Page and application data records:
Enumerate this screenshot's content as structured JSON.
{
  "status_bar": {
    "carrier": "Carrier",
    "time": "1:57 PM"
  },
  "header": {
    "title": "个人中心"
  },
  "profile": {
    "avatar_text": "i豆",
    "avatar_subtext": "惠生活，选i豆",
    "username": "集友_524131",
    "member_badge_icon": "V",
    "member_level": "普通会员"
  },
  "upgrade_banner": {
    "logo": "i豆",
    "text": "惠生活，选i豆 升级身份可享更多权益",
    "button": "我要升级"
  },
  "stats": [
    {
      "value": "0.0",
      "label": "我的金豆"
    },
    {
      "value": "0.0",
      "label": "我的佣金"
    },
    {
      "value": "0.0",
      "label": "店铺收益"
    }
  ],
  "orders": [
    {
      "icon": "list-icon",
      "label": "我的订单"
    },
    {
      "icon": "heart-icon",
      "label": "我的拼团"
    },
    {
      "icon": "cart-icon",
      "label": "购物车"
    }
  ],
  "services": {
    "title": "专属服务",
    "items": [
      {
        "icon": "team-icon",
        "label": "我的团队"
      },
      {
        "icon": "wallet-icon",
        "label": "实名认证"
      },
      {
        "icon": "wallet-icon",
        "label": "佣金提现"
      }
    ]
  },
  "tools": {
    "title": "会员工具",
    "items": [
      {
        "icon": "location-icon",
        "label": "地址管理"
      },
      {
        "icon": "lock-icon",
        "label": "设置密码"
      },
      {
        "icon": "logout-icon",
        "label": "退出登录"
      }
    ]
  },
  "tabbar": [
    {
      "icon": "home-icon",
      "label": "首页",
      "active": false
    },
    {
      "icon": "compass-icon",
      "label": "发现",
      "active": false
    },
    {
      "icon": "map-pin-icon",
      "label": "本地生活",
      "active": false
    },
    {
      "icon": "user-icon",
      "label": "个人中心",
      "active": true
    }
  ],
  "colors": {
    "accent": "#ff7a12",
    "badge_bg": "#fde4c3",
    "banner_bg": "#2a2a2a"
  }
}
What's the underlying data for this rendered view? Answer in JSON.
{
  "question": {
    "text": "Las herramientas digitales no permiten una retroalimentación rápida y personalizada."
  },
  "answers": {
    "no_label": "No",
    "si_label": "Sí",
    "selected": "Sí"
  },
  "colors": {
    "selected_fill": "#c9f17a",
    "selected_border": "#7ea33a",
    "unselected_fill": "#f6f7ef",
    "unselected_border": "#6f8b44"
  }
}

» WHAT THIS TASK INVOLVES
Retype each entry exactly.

» RESULT BELOW
Enumerate this screenshot's content as structured JSON.
{
  "status_bar": {
    "carrier": "Carrier",
    "time": "1:57 PM"
  },
  "header": {
    "title": "个人中心"
  },
  "profile": {
    "avatar_text": "i豆",
    "avatar_subtext": "惠生活，选i豆",
    "username": "集友_524131",
    "member_badge_icon": "V",
    "member_level": "普通会员"
  },
  "upgrade_banner": {
    "logo": "i豆",
    "text": "惠生活，选i豆 升级身份可享更多权益",
    "button": "我要升级"
  },
  "stats": [
    {
      "value": "0.0",
      "label": "我的金豆"
    },
    {
      "value": "0.0",
      "label": "我的佣金"
    },
    {
      "value": "0.0",
      "label": "店铺收益"
    }
  ],
  "orders": [
    {
      "icon": "list-icon",
      "label": "我的订单"
    },
    {
      "icon": "heart-icon",
      "label": "我的拼团"
    },
    {
      "icon": "cart-icon",
      "label": "购物车"
    }
  ],
  "services": {
    "title": "专属服务",
    "items": [
      {
        "icon": "team-icon",
        "label": "我的团队"
      },
      {
        "icon": "wallet-icon",
        "label": "实名认证"
      },
      {
        "icon": "wallet-icon",
        "label": "佣金提现"
      }
    ]
  },
  "tools": {
    "title": "会员工具",
    "items": [
      {
        "icon": "location-icon",
        "label": "地址管理"
      },
      {
        "icon": "lock-icon",
        "label": "设置密码"
      },
      {
        "icon": "logout-icon",
        "label": "退出登录"
      }
    ]
  },
  "tabbar": [
    {
      "icon": "home-icon",
      "label": "首页",
      "active": false
    },
    {
      "icon": "compass-icon",
      "label": "发现",
      "active": false
    },
    {
      "icon": "map-pin-icon",
      "label": "本地生活",
      "active": false
    },
    {
      "icon": "user-icon",
      "label": "个人中心",
      "active": true
    }
  ],
  "colors": {
    "accent": "#ff7a12",
    "badge_bg": "#fde4c3",
    "banner_bg": "#2a2a2a"
  }
}
What's the underlying data for this rendered view? Answer in JSON.
{
  "question": {
    "text": "Las herramientas digitales no permiten una retroalimentación rápida y personalizada."
  },
  "answers": {
    "no_label": "No",
    "si_label": "Sí",
    "selected": "Sí"
  },
  "colors": {
    "selected_fill": "#c9f17a",
    "selected_border": "#7ea33a",
    "unselected_fill": "#f6f7ef",
    "unselected_border": "#6f8b44"
  }
}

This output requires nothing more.